The weather is terrible and yet there are masses of people everywhere. I hear someone complain that it “is like the New York State Fair”—the reply comes, “It’s Saturday.” I believe I made a huge mistake planning this outing. I’m doubly sure when we push our way into the pub at the Guy Fawkes Inn finding people stuffed in every corner, sitting, standing, leaning against the walls. The outside courtyard is full–it’s raining! I optimistically walk to the hostess stand. The young woman tells me, “It will just be a sec while we clean off the table.”
I spend the sec reading about Guy Fawkes. The first time I recall ever knowing of his existence was decades ago—sometime between the age of sixteen and twenty-six when I was a Thomas Hardy fan reading Return of the Native. I remember his name, the name of the heroine, Eustacia Vie, and bonfires on the moors. Now, many years later my education is complete—kind of. I’m not sure these images are the best to take with me to the lunch table.
The dining area of the pub is dark and cozy and comforting—just what I was hoping for. In England I don’t want new and shiny and glitzy—I want old and worn and warm. This inn is it! But I can’t believe they are already thinking Christmas.
Michael orders a beer. I order wine. When I’m told the steak and ale pie I desire for lunch will take a minimum of thirty minutes we ask for a small assortment of appetizers to occupy our time till lunch is served. The olives are my favorite—Castletrevano marinated in garlic, and the chunks of chorizo with roasted red pepper is delicious. The entrees live up to our expectations and are so generous in size that I can barely finish a third.

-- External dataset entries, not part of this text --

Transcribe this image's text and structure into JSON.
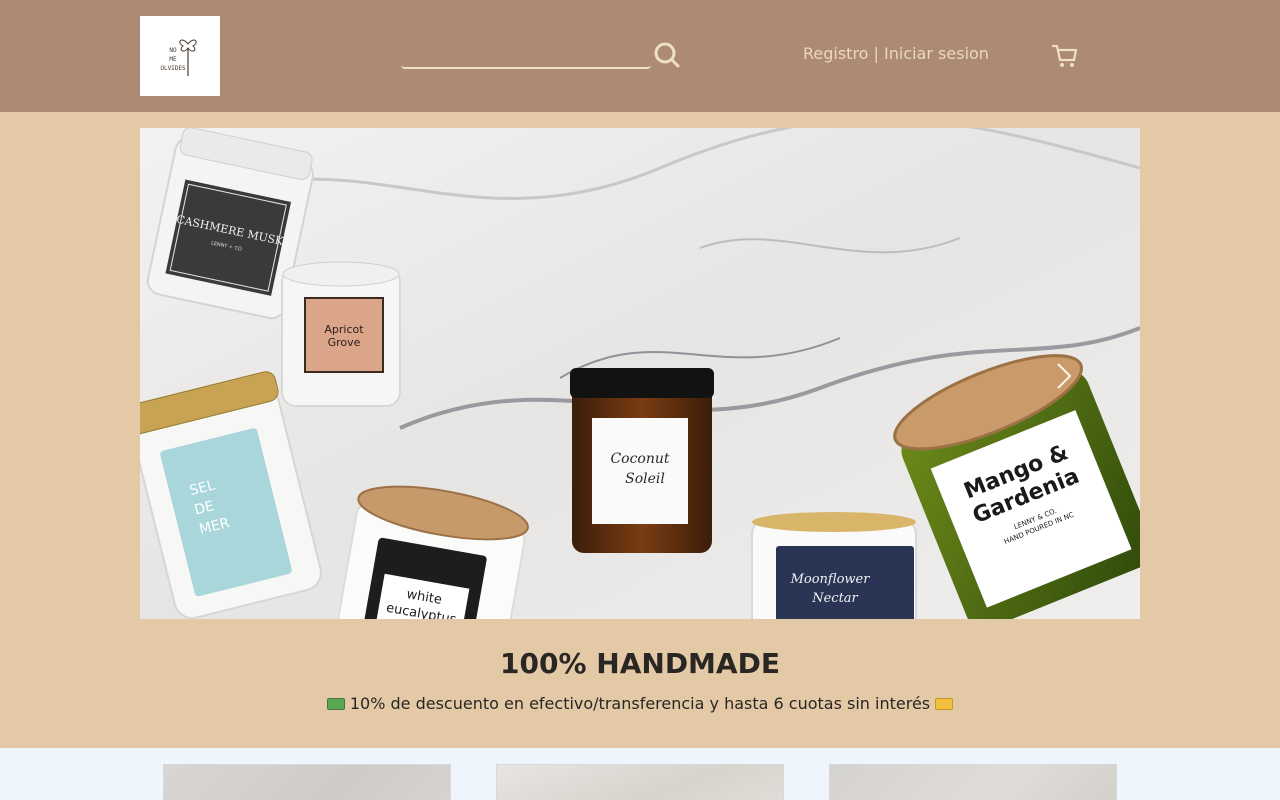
{
  "header": {
    "logo_text": "NO\nME\nOLVIDES",
    "search": {
      "value": "",
      "placeholder": ""
    },
    "auth": {
      "register": "Registro",
      "separator": " | ",
      "login": "Iniciar sesion"
    }
  },
  "hero": {
    "labels": {
      "cashmere": "CASHMERE MUSK",
      "cashmere_sub": "LENNY + CO",
      "apricot": "Apricot\nGrove",
      "sel": "SEL\nDE\nMER",
      "coconut": "Coconut\nSoleil",
      "white": "white\neucalyptus",
      "moonflower": "Moonflower\nNectar",
      "mango": "Mango &\nGardenia",
      "mango_sub": "LENNY & CO.\nHAND POURED IN NC"
    }
  },
  "content": {
    "headline": "100% HANDMADE",
    "promo": "10% de descuento en efectivo/transferencia y hasta 6 cuotas sin interés"
  },
  "colors": {
    "header_bg": "#ad8a72",
    "page_bg": "#e3c9a6",
    "band_bg": "#eef5fc",
    "accent_text": "#ead8bf"
  },
  "icons": [
    "logo-flower-icon",
    "search-icon",
    "cart-icon",
    "chevron-right-icon",
    "cash-emoji-icon",
    "credit-card-emoji-icon"
  ]
}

When we are the last couple left seated in the dining area we pay our lunch bill of £48 and ready ourselves to brave the elements—the crowds outweighing the weather.
…was part of a conspiracy to assassinate King James I and restore a Catholic monarch to the throne by blowing up parliament. The conspirators leased an undercroft beneath the House of Lords, and Fawkes was placed in charge of the gunpowder they stockpiled there. Authorities were alerted to the plot and found Fawkes guarding the explosives. He was questioned and tortured and eventually confessed. Immediately before his execution he fell from the scaffold where he was to be hanged and broke his neck, avoiding the agony of the mutilation that followed.
Fawkes became synonymous with the Gunpowder Plot, the failure of which has been commemorated in Britain since 5 November 1605. His effigy is traditionally burned on a bonfire, commonly accompanied by a fireworks display.
Traitors were hanged, almost to the point of death, the mutilated by drawing and quartering.